▶ Exercise objective
For each line below that contains the word "Producto", make a copy.

▶ Given entries
# # #
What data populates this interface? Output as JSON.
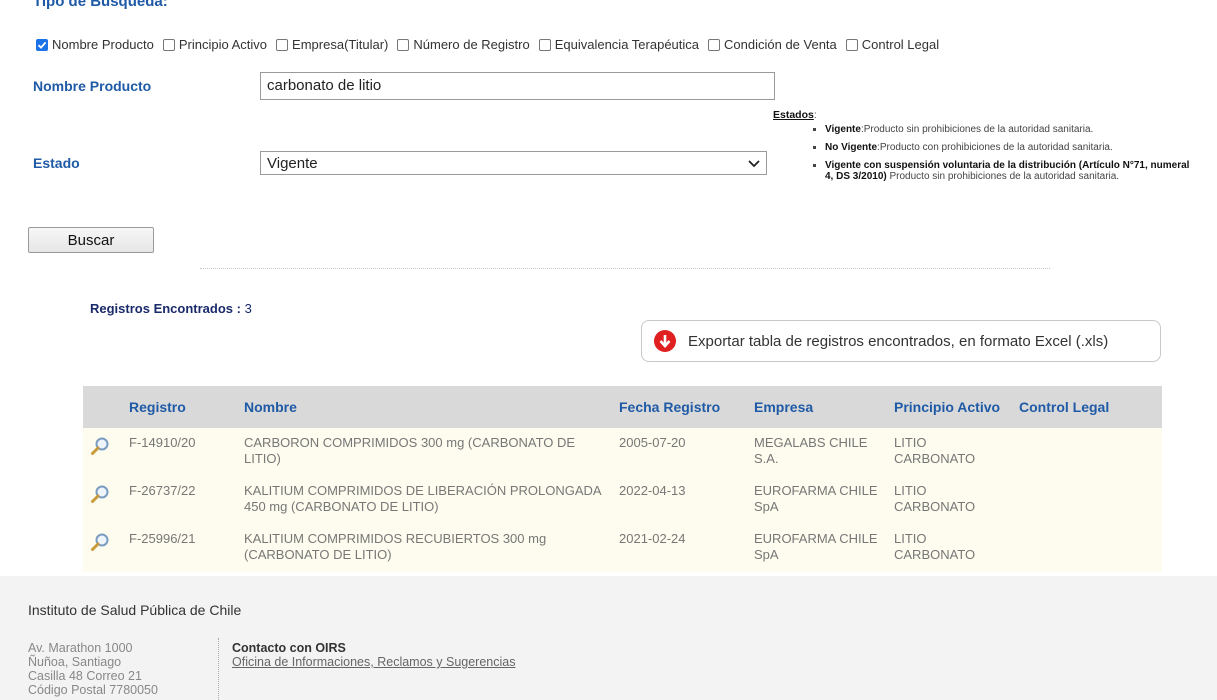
{
  "search": {
    "section_title": "Tipo de Búsqueda:",
    "types": [
      {
        "label": "Nombre Producto",
        "checked": true
      },
      {
        "label": "Principio Activo",
        "checked": false
      },
      {
        "label": "Empresa(Titular)",
        "checked": false
      },
      {
        "label": "Número de Registro",
        "checked": false
      },
      {
        "label": "Equivalencia Terapéutica",
        "checked": false
      },
      {
        "label": "Condición de Venta",
        "checked": false
      },
      {
        "label": "Control Legal",
        "checked": false
      }
    ],
    "product_label": "Nombre Producto",
    "product_value": "carbonato de litio",
    "status_label": "Estado",
    "status_value": "Vigente",
    "search_button": "Buscar"
  },
  "estados": {
    "title": "Estados",
    "items": [
      {
        "term": "Vigente",
        "desc": ":Producto sin prohibiciones de la autoridad sanitaria."
      },
      {
        "term": "No Vigente",
        "desc": ":Producto con prohibiciones de la autoridad sanitaria."
      },
      {
        "term": "Vigente con suspensión voluntaria de la distribución (Artículo N°71, numeral 4, DS 3/2010)",
        "desc": " Producto sin prohibiciones de la autoridad sanitaria."
      }
    ]
  },
  "results": {
    "count_label": "Registros Encontrados :",
    "count": "3",
    "export_label": "Exportar tabla de registros encontrados, en formato Excel (.xls)",
    "columns": [
      "Registro",
      "Nombre",
      "Fecha Registro",
      "Empresa",
      "Principio Activo",
      "Control Legal"
    ],
    "rows": [
      {
        "registro": "F-14910/20",
        "nombre": "CARBORON COMPRIMIDOS 300 mg (CARBONATO DE LITIO)",
        "fecha": "2005-07-20",
        "empresa": "MEGALABS CHILE S.A.",
        "principio": "LITIO CARBONATO",
        "control": ""
      },
      {
        "registro": "F-26737/22",
        "nombre": "KALITIUM COMPRIMIDOS DE LIBERACIÓN PROLONGADA 450 mg (CARBONATO DE LITIO)",
        "fecha": "2022-04-13",
        "empresa": "EUROFARMA CHILE SpA",
        "principio": "LITIO CARBONATO",
        "control": ""
      },
      {
        "registro": "F-25996/21",
        "nombre": "KALITIUM COMPRIMIDOS RECUBIERTOS 300 mg (CARBONATO DE LITIO)",
        "fecha": "2021-02-24",
        "empresa": "EUROFARMA CHILE SpA",
        "principio": "LITIO CARBONATO",
        "control": ""
      }
    ]
  },
  "footer": {
    "institute": "Instituto de Salud Pública de Chile",
    "address": [
      "Av. Marathon 1000",
      "Ñuñoa, Santiago",
      "Casilla 48 Correo 21",
      "Código Postal 7780050"
    ],
    "contact_title": "Contacto con OIRS",
    "contact_link": "Oficina de Informaciones, Reclamos y Sugerencias"
  },
  "colors": {
    "accent": "#1f5aa6",
    "row_bg": "#fdfcee",
    "header_bg": "#d9d9d9",
    "export_icon": "#e02020"
  }
}
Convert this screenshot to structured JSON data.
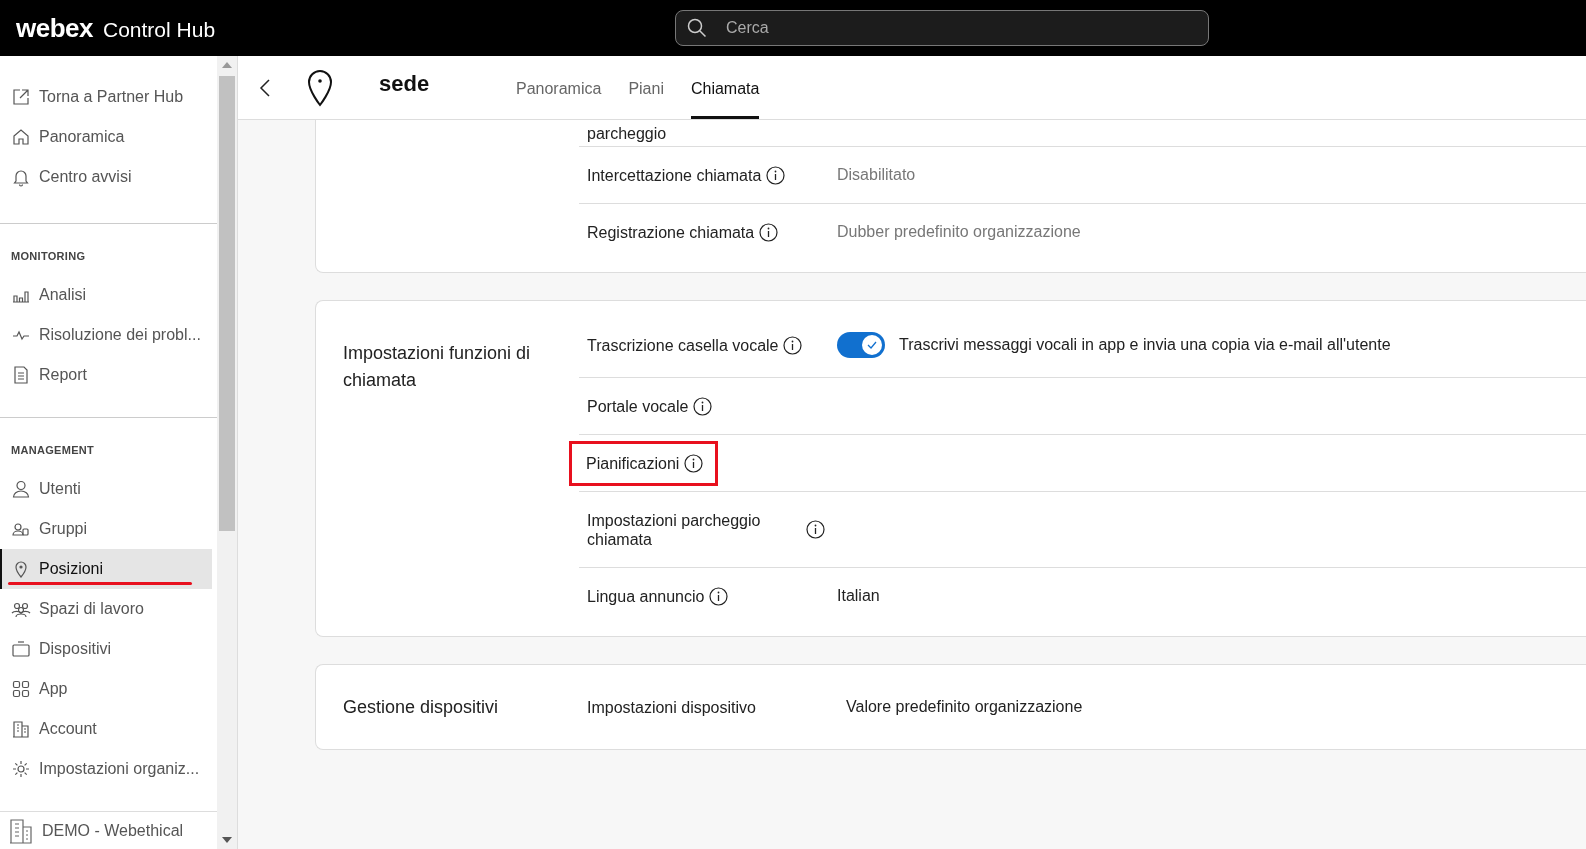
{
  "topbar": {
    "logo": "webex",
    "product": "Control Hub",
    "search": {
      "placeholder": "Cerca"
    }
  },
  "sidebar": {
    "groups": [
      {
        "items": [
          {
            "label": "Torna a Partner Hub",
            "selected": false,
            "annotated": false
          },
          {
            "label": "Panoramica",
            "selected": false,
            "annotated": false
          },
          {
            "label": "Centro avvisi",
            "selected": false,
            "annotated": false
          }
        ]
      },
      {
        "heading": "MONITORING",
        "items": [
          {
            "label": "Analisi",
            "selected": false,
            "annotated": false
          },
          {
            "label": "Risoluzione dei probl...",
            "selected": false,
            "annotated": false
          },
          {
            "label": "Report",
            "selected": false,
            "annotated": false
          }
        ]
      },
      {
        "heading": "MANAGEMENT",
        "items": [
          {
            "label": "Utenti",
            "selected": false,
            "annotated": false
          },
          {
            "label": "Gruppi",
            "selected": false,
            "annotated": false
          },
          {
            "label": "Posizioni",
            "selected": true,
            "annotated": true
          },
          {
            "label": "Spazi di lavoro",
            "selected": false,
            "annotated": false
          },
          {
            "label": "Dispositivi",
            "selected": false,
            "annotated": false
          },
          {
            "label": "App",
            "selected": false,
            "annotated": false
          },
          {
            "label": "Account",
            "selected": false,
            "annotated": false
          },
          {
            "label": "Impostazioni organiz...",
            "selected": false,
            "annotated": false
          }
        ]
      }
    ],
    "footer": "DEMO - Webethical"
  },
  "header": {
    "title": "sede",
    "tabs": [
      {
        "label": "Panoramica",
        "selected": false
      },
      {
        "label": "Piani",
        "selected": false
      },
      {
        "label": "Chiamata",
        "selected": true
      }
    ]
  },
  "sections": [
    {
      "rows": [
        {
          "label": "parcheggio",
          "info": false,
          "highlighted": false
        },
        {
          "label": "Intercettazione chiamata",
          "info": true,
          "highlighted": false,
          "value": "Disabilitato",
          "muted": true
        },
        {
          "label": "Registrazione chiamata",
          "info": true,
          "highlighted": false,
          "value": "Dubber predefinito organizzazione",
          "muted": true
        }
      ]
    },
    {
      "title": "Impostazioni funzioni di chiamata",
      "rows": [
        {
          "label": "Trascrizione casella vocale",
          "info": true,
          "highlighted": false,
          "toggle": {
            "on": true,
            "label": "Trascrivi messaggi vocali in app e invia una copia via e-mail all'utente"
          }
        },
        {
          "label": "Portale vocale",
          "info": true,
          "highlighted": false
        },
        {
          "label": "Pianificazioni",
          "info": true,
          "highlighted": true
        },
        {
          "label": "Impostazioni parcheggio chiamata",
          "info": true,
          "highlighted": false,
          "wide": true
        },
        {
          "label": "Lingua annuncio",
          "info": true,
          "highlighted": false,
          "value": "Italian",
          "muted": false
        }
      ]
    },
    {
      "title": "Gestione dispositivi",
      "rows": [
        {
          "label": "Impostazioni dispositivo",
          "info": false,
          "highlighted": false,
          "value": "Valore predefinito organizzazione",
          "muted": false
        }
      ]
    }
  ]
}
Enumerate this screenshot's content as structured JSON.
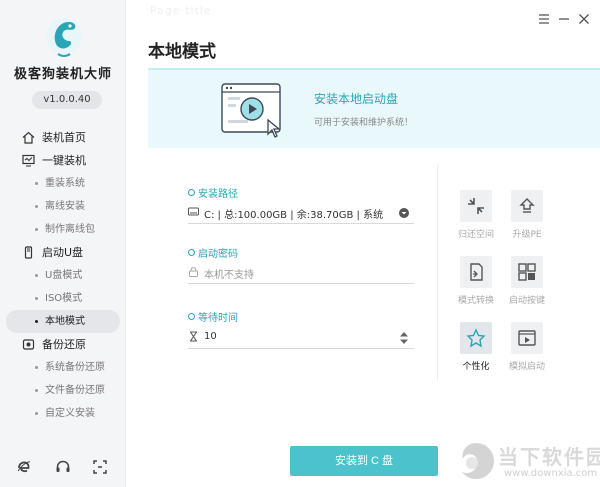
{
  "app": {
    "name": "极客狗装机大师",
    "version": "v1.0.0.40"
  },
  "sidebar": {
    "items": [
      {
        "label": "装机首页",
        "icon": "home-icon",
        "type": "main"
      },
      {
        "label": "一键装机",
        "icon": "monitor-icon",
        "type": "main"
      },
      {
        "label": "重装系统",
        "type": "sub"
      },
      {
        "label": "离线安装",
        "type": "sub"
      },
      {
        "label": "制作离线包",
        "type": "sub"
      },
      {
        "label": "启动U盘",
        "icon": "usb-icon",
        "type": "main"
      },
      {
        "label": "U盘模式",
        "type": "sub"
      },
      {
        "label": "ISO模式",
        "type": "sub"
      },
      {
        "label": "本地模式",
        "type": "sub",
        "active": true
      },
      {
        "label": "备份还原",
        "icon": "backup-icon",
        "type": "main"
      },
      {
        "label": "系统备份还原",
        "type": "sub"
      },
      {
        "label": "文件备份还原",
        "type": "sub"
      },
      {
        "label": "自定义安装",
        "type": "sub"
      }
    ],
    "bottom_icons": [
      "ie-browser-icon",
      "headset-icon",
      "fullscreen-icon"
    ]
  },
  "header": {
    "ghost_title": "Page title",
    "title": "本地模式"
  },
  "banner": {
    "title": "安装本地启动盘",
    "subtitle": "可用于安装和维护系统！"
  },
  "install_path": {
    "label": "安装路径",
    "value": "C: | 总:100.00GB | 余:38.70GB | 系统"
  },
  "boot_password": {
    "label": "启动密码",
    "placeholder": "本机不支持"
  },
  "wait_time": {
    "label": "等待时间",
    "value": "10"
  },
  "tools": [
    {
      "label": "归还空间",
      "icon": "shrink-icon"
    },
    {
      "label": "升级PE",
      "icon": "upgrade-icon"
    },
    {
      "label": "模式转换",
      "icon": "convert-icon"
    },
    {
      "label": "启动按键",
      "icon": "boot-key-icon"
    },
    {
      "label": "个性化",
      "icon": "personalize-icon",
      "active": true
    },
    {
      "label": "模拟启动",
      "icon": "simulate-boot-icon"
    }
  ],
  "install_button": "安装到 C 盘",
  "watermark": {
    "name": "当下软件园",
    "url": "www.downxia.com"
  },
  "colors": {
    "accent": "#4cc3cc",
    "accent_text": "#2aa5b5",
    "banner_bg": "#e9f8fb",
    "sidebar_bg": "#f4f5f7"
  }
}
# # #
▶ Task output
        "label": "Nombre Producto",
    "product_label": "Nombre Producto",
        "desc": ":Producto sin prohibiciones de la autoridad sanitaria."
        "desc": ":Producto con prohibiciones de la autoridad sanitaria."
        "desc": " Producto sin prohibiciones de la autoridad sanitaria."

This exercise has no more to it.